The book is based on this truth, or truism: that the difference between the lower animals and the higher animals, as man, is, so far as we can see with mortal vision, a difference only of degree, of growth, of development, of evolution; man being but a loftier or more complex branch of the universal biological tree. In a number of his chapters, indeed, in nearly all of them, Dr. Lindsay traverses territory which Darwin has previously explored; and in these explorations he has undertaken a labor that requires for its successful prosecution a philosopher who shall combine Darwin’s industry with Spencer’s, or even a greater than Spencer’s, psychological analysis and acumen.
We turned with much eagerness to the chapter on Insanity in Animals, but were grievously and painfully disappointed, as we found therein but very little solid and trustworthy information. The author’s remarks on insanity in general, and especially on insanity in the semisavage and barbarian races, show that on such themes he is a learner, not a teacher; and that those who seek for facts and philosophizings in regard to these matters must close his volumes, and go in some other direction. It can be proved, and has been proved as satisfactorily as it is possible to prove any fact in science outside of pure mathematics, that insanity of any form or phase is very rare indeed among savages of any race, country, or age, although it may, and does now and then, in some of its manifestations, exist among them, and has always existed ; but in the main it is, with all its complex manifestations, a result and an accompaniment of the friction of modern civilization. Our author no doubt exaggerates the amount of insanity among animals: partly because he has no clearly defined idea of what insanity is ; and partly because he accepts statements which would have been rejected, or held in abeyance, by any one well endowed with the scientific spirit.
Our general conclusion is that all who are interested in the problems of psychology should read these volumes, but read them with the expectation that they may be wearied and disappointed, as well as instructed, by them. The work is interesting, but interesting in spite of the author.
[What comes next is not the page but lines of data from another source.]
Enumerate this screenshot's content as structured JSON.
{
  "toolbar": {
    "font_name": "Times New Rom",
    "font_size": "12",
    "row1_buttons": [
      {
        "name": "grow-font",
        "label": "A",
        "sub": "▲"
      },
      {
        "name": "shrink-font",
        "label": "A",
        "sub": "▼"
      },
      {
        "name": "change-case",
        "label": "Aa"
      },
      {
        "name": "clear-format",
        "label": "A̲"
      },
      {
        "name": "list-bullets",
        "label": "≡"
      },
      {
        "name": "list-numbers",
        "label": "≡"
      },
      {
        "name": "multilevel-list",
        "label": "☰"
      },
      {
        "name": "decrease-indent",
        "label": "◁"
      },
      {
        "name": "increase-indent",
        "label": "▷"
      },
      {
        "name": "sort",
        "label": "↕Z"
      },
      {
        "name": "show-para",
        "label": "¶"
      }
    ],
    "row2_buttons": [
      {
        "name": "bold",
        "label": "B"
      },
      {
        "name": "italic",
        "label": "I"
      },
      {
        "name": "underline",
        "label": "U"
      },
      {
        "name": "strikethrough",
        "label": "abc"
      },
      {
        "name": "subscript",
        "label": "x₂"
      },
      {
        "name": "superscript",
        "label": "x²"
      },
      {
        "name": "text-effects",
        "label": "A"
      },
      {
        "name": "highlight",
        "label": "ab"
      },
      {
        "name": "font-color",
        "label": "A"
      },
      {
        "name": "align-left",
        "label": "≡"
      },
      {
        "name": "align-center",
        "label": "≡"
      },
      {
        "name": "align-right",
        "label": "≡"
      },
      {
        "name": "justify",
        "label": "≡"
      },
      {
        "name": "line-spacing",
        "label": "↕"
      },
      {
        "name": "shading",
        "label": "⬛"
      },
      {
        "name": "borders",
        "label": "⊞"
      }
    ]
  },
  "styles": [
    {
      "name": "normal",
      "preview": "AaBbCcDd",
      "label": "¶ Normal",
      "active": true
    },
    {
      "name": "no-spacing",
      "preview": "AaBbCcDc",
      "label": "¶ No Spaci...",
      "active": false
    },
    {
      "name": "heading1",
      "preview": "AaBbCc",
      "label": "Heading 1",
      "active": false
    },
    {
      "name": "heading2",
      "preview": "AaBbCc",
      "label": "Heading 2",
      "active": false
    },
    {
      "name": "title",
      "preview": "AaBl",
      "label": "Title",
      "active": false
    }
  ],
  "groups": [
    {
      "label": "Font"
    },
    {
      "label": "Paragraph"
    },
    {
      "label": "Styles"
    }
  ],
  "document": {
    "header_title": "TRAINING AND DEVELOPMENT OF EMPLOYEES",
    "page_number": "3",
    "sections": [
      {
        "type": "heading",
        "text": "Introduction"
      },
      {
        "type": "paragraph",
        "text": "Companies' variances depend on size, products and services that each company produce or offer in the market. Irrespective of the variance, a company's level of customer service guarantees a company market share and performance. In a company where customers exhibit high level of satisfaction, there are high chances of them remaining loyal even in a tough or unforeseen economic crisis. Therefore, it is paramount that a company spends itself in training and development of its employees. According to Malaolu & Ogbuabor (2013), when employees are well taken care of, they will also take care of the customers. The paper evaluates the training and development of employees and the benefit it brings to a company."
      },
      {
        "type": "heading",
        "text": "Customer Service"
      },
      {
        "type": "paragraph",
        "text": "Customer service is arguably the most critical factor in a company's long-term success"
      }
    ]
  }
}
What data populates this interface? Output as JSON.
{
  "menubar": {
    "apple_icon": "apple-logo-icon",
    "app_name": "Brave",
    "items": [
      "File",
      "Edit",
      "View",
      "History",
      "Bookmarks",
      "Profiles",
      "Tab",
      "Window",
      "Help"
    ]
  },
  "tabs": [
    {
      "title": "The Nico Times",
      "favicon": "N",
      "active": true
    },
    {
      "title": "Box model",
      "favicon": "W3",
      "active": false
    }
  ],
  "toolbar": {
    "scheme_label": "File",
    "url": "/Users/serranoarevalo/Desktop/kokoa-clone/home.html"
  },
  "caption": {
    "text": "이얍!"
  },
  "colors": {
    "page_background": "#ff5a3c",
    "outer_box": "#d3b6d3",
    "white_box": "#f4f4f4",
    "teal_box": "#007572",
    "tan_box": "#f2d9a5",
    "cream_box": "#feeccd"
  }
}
- Mind in the Lower Animals in Health and Disease. By W. LAUDER LINDSAY, M, D. New York; D. Appleton & Co. 1880.↩